* _What you will do_
Reproduce the entries verbatim; no pictures.

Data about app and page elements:
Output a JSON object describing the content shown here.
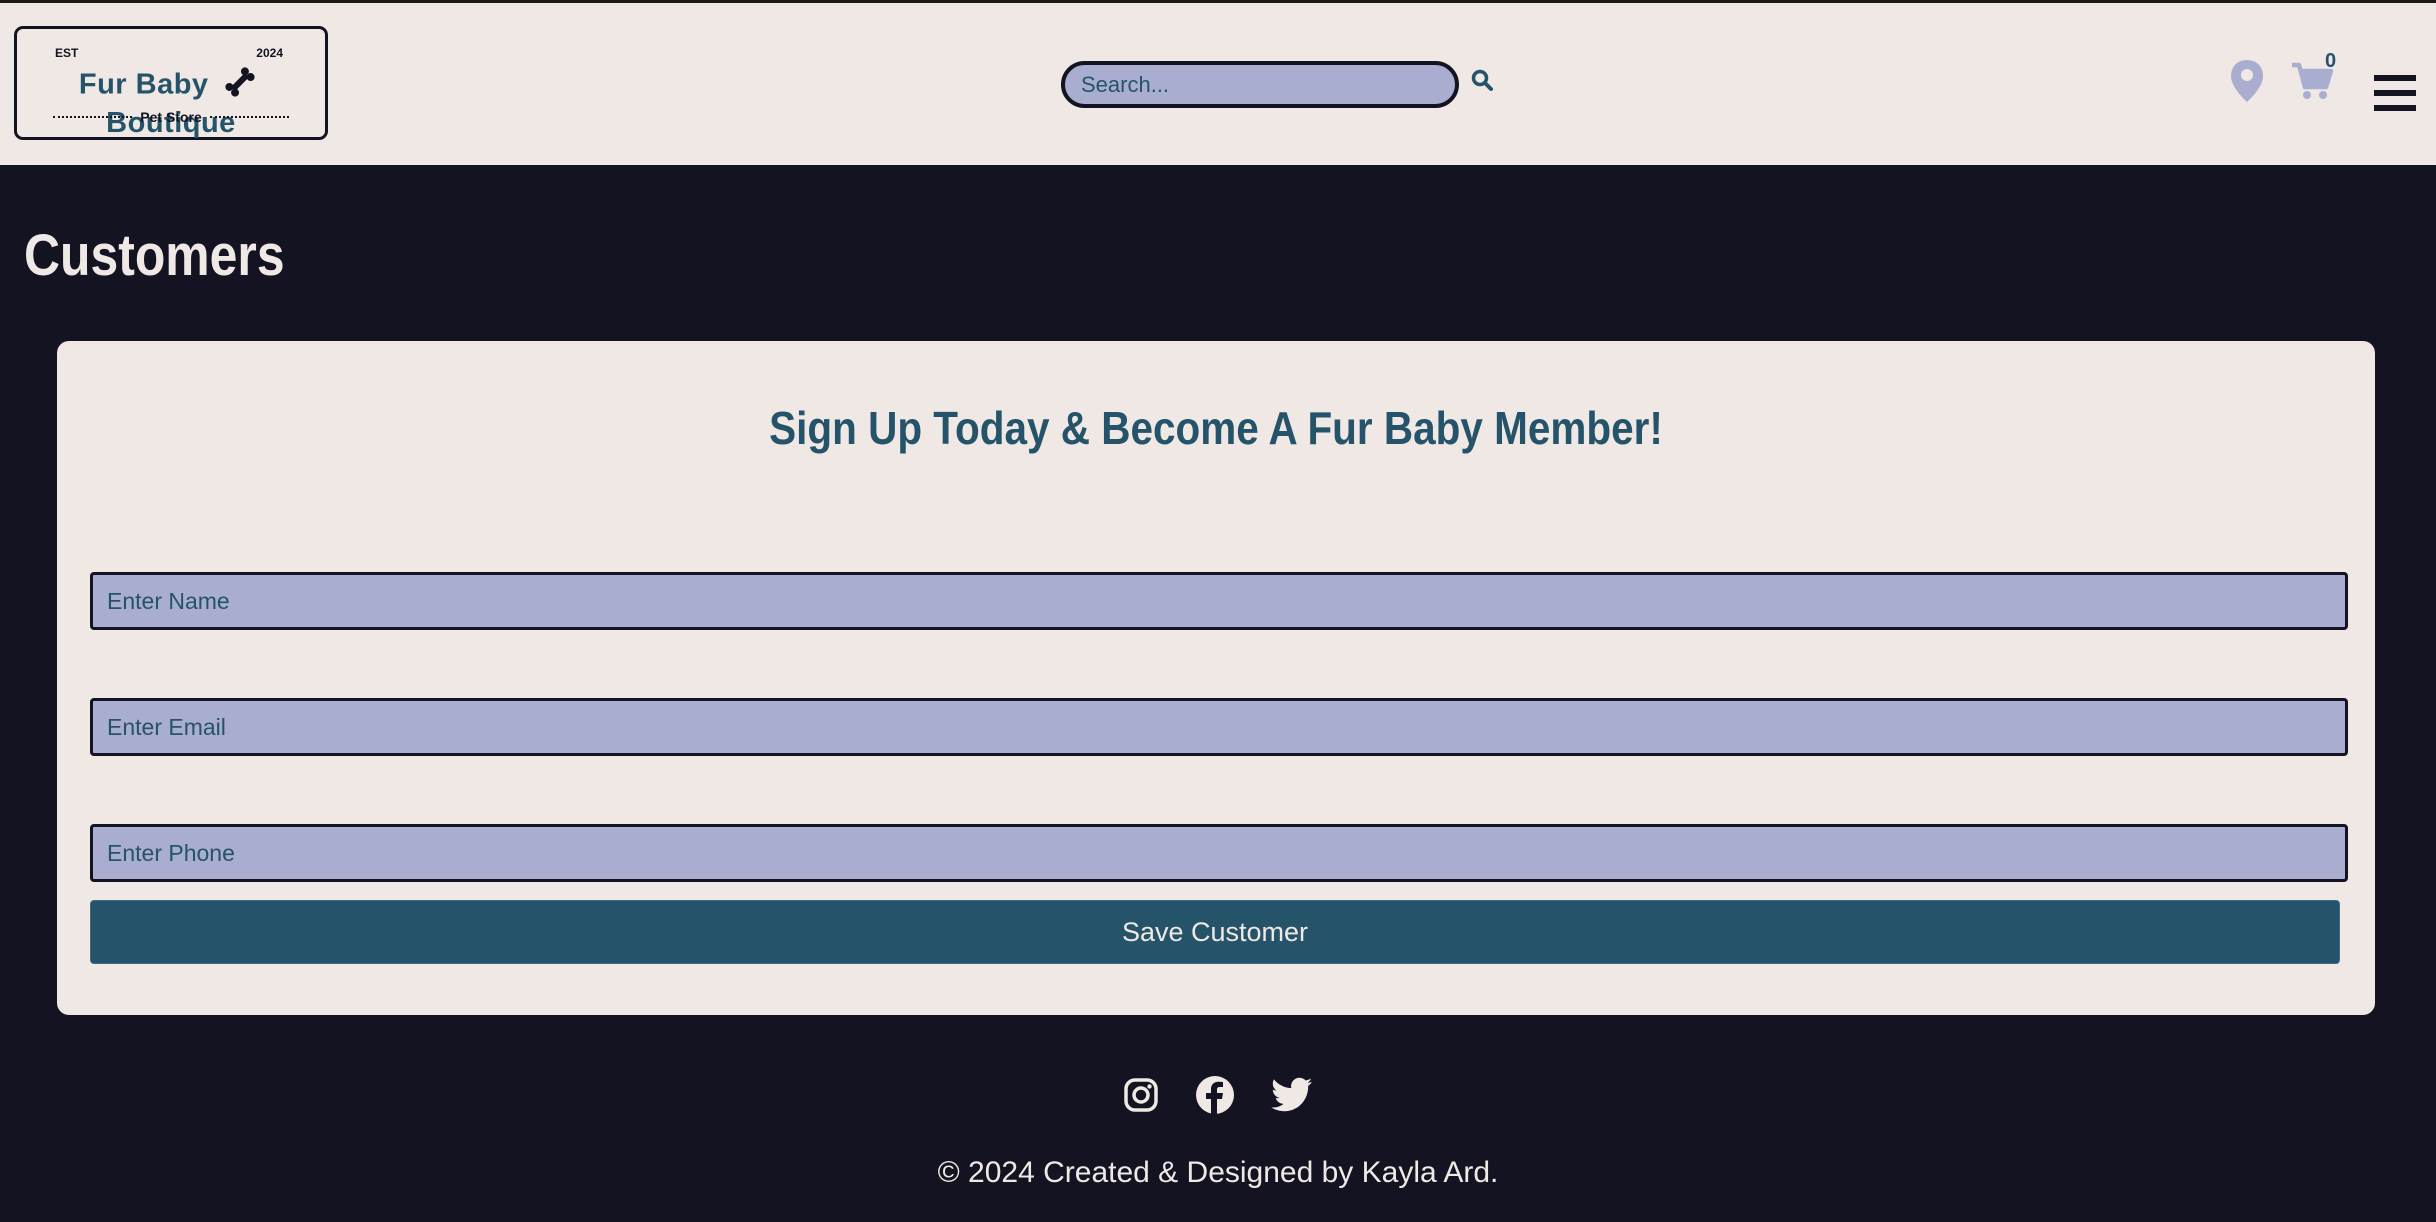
{
  "header": {
    "logo": {
      "est": "EST",
      "year": "2024",
      "name_left": "Fur Baby",
      "name_right": "Boutique",
      "subtitle": "Pet Store"
    },
    "search": {
      "placeholder": "Search..."
    },
    "cart_count": "0"
  },
  "main": {
    "title": "Customers",
    "form": {
      "heading": "Sign Up Today & Become A Fur Baby Member!",
      "name_placeholder": "Enter Name",
      "email_placeholder": "Enter Email",
      "phone_placeholder": "Enter Phone",
      "submit_label": "Save Customer"
    }
  },
  "footer": {
    "social": [
      "instagram-icon",
      "facebook-icon",
      "twitter-icon"
    ],
    "copyright": "© 2024 Created & Designed by Kayla Ard."
  },
  "colors": {
    "page_bg": "#131322",
    "header_bg": "#efe8e5",
    "accent": "#25546a",
    "input_bg": "#a9aed1"
  }
}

* _Answer to this task_
Output a JSON object describing the content shown here.
{
  "header": {
    "logo": {
      "est": "EST",
      "year": "2024",
      "name_left": "Fur Baby",
      "name_right": "Boutique",
      "subtitle": "Pet Store"
    },
    "search": {
      "placeholder": "Search..."
    },
    "cart_count": "0"
  },
  "main": {
    "title": "Customers",
    "form": {
      "heading": "Sign Up Today & Become A Fur Baby Member!",
      "name_placeholder": "Enter Name",
      "email_placeholder": "Enter Email",
      "phone_placeholder": "Enter Phone",
      "submit_label": "Save Customer"
    }
  },
  "footer": {
    "social": [
      "instagram-icon",
      "facebook-icon",
      "twitter-icon"
    ],
    "copyright": "© 2024 Created & Designed by Kayla Ard."
  },
  "colors": {
    "page_bg": "#131322",
    "header_bg": "#efe8e5",
    "accent": "#25546a",
    "input_bg": "#a9aed1"
  }
}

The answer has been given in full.